Take the 2-minute tour ×
Board & Card Games Stack Exchange is a question and answer site for people who like playing board games, designing board games or modifying the rules of existing board games. It's 100% free, no registration required.

The rules of Pit are oddly contradictory. For n players choose n commonities, add in the Bull and Bear, shuffle and deal out the cards. The rules state that everyone gets 9 cards. Doh! With the Bull and the Bear added in that doesn't work.

The way we reconcile this is two people have 10 cards which gives them a significant advantage, e.g. they can simply hold a single card of a commodity to effectively eliminate whoever ends up going for that commodity.

Are there better solutions to this?

share|improve this question
add comment

2 Answers 2

up vote 7 down vote accepted

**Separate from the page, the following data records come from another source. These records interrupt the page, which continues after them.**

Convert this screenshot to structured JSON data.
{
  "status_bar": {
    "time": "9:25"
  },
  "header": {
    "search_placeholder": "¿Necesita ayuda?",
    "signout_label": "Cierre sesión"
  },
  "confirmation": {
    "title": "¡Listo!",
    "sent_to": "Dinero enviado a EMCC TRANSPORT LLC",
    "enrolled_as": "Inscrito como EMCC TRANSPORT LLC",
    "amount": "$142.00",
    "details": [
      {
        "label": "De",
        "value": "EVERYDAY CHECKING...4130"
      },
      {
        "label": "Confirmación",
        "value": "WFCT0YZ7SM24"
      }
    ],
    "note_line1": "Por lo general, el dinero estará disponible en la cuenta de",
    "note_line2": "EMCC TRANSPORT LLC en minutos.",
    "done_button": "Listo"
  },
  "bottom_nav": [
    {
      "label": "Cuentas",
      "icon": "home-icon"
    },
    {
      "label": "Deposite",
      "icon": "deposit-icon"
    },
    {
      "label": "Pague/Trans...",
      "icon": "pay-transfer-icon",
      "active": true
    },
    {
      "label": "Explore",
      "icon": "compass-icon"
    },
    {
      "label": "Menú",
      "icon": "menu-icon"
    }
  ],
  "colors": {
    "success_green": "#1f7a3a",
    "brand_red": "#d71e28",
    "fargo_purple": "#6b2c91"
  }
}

The rules in my copy of the game note that two people get 10 cards. Generally these will be the two people left of the dealer.

You cannot call pit with the Bear in hand; you can call Pit with a Bull and 8 copies of a commodity. If you call Pit with a Bull and all 9 copies you get double points for that commodity.

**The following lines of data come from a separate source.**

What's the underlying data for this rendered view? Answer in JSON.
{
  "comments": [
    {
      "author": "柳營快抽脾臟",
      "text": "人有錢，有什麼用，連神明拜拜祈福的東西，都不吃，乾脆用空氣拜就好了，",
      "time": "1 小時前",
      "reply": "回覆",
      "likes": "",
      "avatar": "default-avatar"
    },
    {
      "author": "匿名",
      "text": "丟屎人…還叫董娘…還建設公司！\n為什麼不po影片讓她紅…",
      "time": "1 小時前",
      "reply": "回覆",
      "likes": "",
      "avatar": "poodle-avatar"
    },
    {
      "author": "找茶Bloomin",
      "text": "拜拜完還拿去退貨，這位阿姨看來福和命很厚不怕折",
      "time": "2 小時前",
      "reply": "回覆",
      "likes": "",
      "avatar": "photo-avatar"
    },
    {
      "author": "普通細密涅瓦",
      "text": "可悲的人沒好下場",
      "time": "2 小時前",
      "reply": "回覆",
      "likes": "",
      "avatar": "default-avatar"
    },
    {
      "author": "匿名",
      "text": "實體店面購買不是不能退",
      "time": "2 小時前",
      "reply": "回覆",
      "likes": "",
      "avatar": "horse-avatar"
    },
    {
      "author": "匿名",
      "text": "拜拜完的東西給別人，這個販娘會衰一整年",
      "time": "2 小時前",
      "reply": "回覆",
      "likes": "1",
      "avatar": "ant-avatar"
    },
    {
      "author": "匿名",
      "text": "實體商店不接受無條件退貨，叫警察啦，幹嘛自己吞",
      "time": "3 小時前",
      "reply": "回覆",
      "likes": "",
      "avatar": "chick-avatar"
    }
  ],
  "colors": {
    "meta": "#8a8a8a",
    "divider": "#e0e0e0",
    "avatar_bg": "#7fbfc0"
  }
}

Of note, it is courteous to remind people that they have 10 cards in hand but only need 9 of a commodity. New players often end up holding all 9 of a commodity while desperately looking for a phantom 10th because they are used to seeing their entire hand match.

share|improve this answer
1  
It's gone through a lot of runs. I know my rules are contradictory. :) We've had kids do exactly what you described (I just need one more but I can't find it anywhere!). lol –  John Robertson Mar 7 '11 at 18:01
    
Yeah every time I see a box of Pit it is always another printing. The commodity types and scores change from version to version as well. –  MrHen Mar 7 '11 at 18:35
add comment

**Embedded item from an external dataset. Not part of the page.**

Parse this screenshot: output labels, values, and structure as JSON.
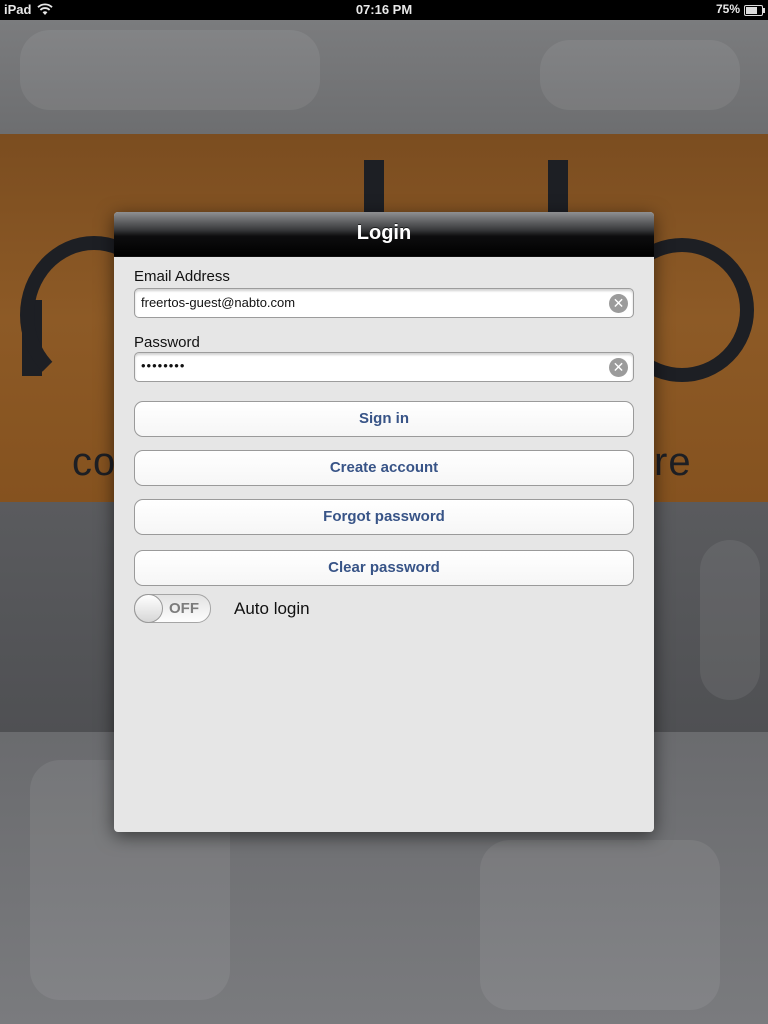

In the group where I've often played Pit, we discarded the Bull and Bear cards before shuffling. It makes the game simpler and better, in my humble opinion.

That being said, we can still debate which is the best solution if you do want to keep those cards. MrHen's solution may well win that honour. A different option would be to discard two cards at random every time you deal. The advantage is that the playing field is level; however, there are up to two commodities that cannot be completed. But in this version, all players are equally likely to be affected.

I could see a few variants of this variant:

  1. Make the discarded cards secret. At the end of every round people are going to be frustrated that their chosen commodity was unwinnable.

  2. Make the discarded cards public. Now all commodities of the discarded type are effectively Bear cards.

  3. Start a timer for (say) 30 seconds when the round starts. At the end, if no one has won yet, play is interrupted and one of the discarded cards is made public. Players try not to give away that they were close to finalizing a "doomed" commodity. Play continues for another 30 seconds and is interrupted again to make the last card public. Chaos ensues.

share|improve this answer
    
I personally like the Bull and Bear cards. We usually play at least one round per player at the table and count up the scores at the end so 2 people having 10 cards each round evens out. –  MrHen Mar 7 '11 at 19:19
    
(Unrelated from my other comment) Discarding a few cards secretly may be worse than adding extra cards from unused commodities to even out the hand totals again. –  MrHen Mar 7 '11 at 19:21
add comment

Your Answer

 
discard

By posting your answer, you agree to the privacy policy and terms of service.

Not the answer you're looking for? Browse other questions tagged or ask your own question.